  • The top five manufacturers in India can produce more than 20 GW of high wattage modules in the next six months, which is much higher than the requirements of the projects “on ground”.
  • Projects of most developers have not yet commenced construction and the mo­dules for these projects will be re­qu­ired in about a year. By that time, the capacity will far exceed all the projects in the pipeline.

The concern regarding the quality of modules produced in India is also misplaced. Indian module manufacturers are offering modules with high efficiency as per international and BIS certifications and their acceptability globally can be gauged from the following:

  • The most challenging and quality-conscious markets of North America and Eu­rope embrace modules manufactu­red in India.
  • Independent/Third-party quality certification labs rate Indian manufactured mo­dules highly as these modules pass stringent tests, which are equivalent to 3X testing standards followed globally, for sustained periods.
  • Top financial institutions continue to cl­ear projects with Indian modules.
  • Manufacturers like Waaree have also invested and set up world-class in-hou­se testing laboratories.
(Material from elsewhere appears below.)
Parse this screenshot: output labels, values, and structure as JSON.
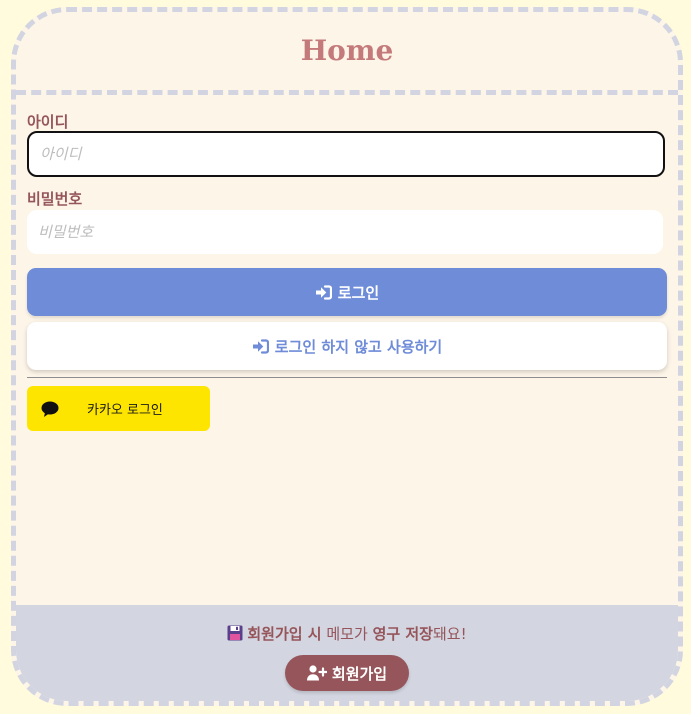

What is your view on various government initiatives aimed at promoting domestic manufacturing in India?

The promotion of local manufacturing is a “triad”. One, there is a need for assured and consistent demand. This has been pro­moted through various tenders but there is a serious gap when it comes to on-ground deployment. Two, there is a need for incentives in the form of capital subsidy. This has been introduced in the form of the PLI scheme. It is essential to re­duce the cost of capital. Granting infrastructure status to renewable energy projects and re­ducing the cost of borrowing will be helpful in this regard. Three, the implementation of fiscal and non-fiscal barriers is necessary to prevent dumping by foreign players and allow domestic ma­­nufacturing to consolidate. To this end, basic customs duties, the Approved List of Models and Manufac­tu­rers (ALMM) and domestic content requirement sche­mes have been put in place.

What further interventions are needed?
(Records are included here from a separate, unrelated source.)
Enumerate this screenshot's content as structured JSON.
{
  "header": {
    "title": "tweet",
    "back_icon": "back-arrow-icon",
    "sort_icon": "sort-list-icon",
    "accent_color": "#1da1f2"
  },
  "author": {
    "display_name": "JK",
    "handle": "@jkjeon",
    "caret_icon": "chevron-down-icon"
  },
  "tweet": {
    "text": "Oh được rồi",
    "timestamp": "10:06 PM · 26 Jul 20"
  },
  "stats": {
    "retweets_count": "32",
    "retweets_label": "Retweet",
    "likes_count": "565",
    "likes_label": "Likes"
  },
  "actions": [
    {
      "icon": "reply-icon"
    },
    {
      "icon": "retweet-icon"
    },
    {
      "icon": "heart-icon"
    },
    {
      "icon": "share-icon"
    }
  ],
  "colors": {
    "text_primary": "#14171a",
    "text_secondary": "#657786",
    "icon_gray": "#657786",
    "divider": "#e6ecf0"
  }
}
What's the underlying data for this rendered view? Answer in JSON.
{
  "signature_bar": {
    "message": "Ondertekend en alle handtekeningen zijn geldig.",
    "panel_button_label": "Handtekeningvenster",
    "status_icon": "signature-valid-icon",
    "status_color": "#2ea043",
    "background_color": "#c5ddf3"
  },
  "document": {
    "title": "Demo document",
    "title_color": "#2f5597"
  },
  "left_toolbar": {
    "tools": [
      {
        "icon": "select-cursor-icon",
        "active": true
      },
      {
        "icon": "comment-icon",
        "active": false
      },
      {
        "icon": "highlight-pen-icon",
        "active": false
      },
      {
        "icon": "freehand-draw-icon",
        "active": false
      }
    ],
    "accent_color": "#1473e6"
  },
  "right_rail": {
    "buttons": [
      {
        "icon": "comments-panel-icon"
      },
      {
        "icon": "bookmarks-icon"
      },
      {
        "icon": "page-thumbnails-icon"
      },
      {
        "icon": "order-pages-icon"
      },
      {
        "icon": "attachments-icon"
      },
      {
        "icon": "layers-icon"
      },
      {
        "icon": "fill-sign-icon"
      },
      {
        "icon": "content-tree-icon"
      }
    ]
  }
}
The following interventions are needed to protect and promote domestic manufacturing in India to not only address the gro­wing domestic demand (30 GW per an­num) but also become a reliable supplier to the world where a potential of 50 GW per annum is evident:

  • The ALMM requirements for any de­ployment in the country, which have been postponed several times in the past three years. Going forward, it sh­o­u­ld not be pushed back any further and be implemented immediately. The ex­tension order should be revoked.
  • Imports from countries that have a free trade agreement with India should be st­rictly monitored (ensuring minimum 60 per cent local value addition to avoid circumvention by Chinese companies). The certification norms of the BIS sc­heme 1 should not be relaxed.
  • It should be made mandatory for all pro­­­­jects under the C&I, rooftop, PM-KUSUM, CPSU schemes to only use mo­dules manufactured in India.
  • Grandfathering, if extended to legacy projects, should be executed through domestic manufacturers.
  • No further extensions should be given to projects where bidding and award have been closed in the past three ye­ars to ensure that India is able to catch up on its deployment, which is already crippling. Currently, only 41 per cent of the projects bid during 2019-21 have been commissioned.
  • Proactive steps need to be taken to promote exports. India has a unique opportunity to capture 30 GW of the solar panel market (30 per cent of planned deployment outside China). This is a good opportunity as most co­untries are moving to de-risk the supply chain.
  • Previously available export promotion should be restored and 10 per cent in­centive support could be provided to compete with Chinese manufacturers.
  • Bidding policies should be broad-based to enable more bidders.
  • The confidence of investors should be reinforced for long-term stability throu­gh consistent policy implementation.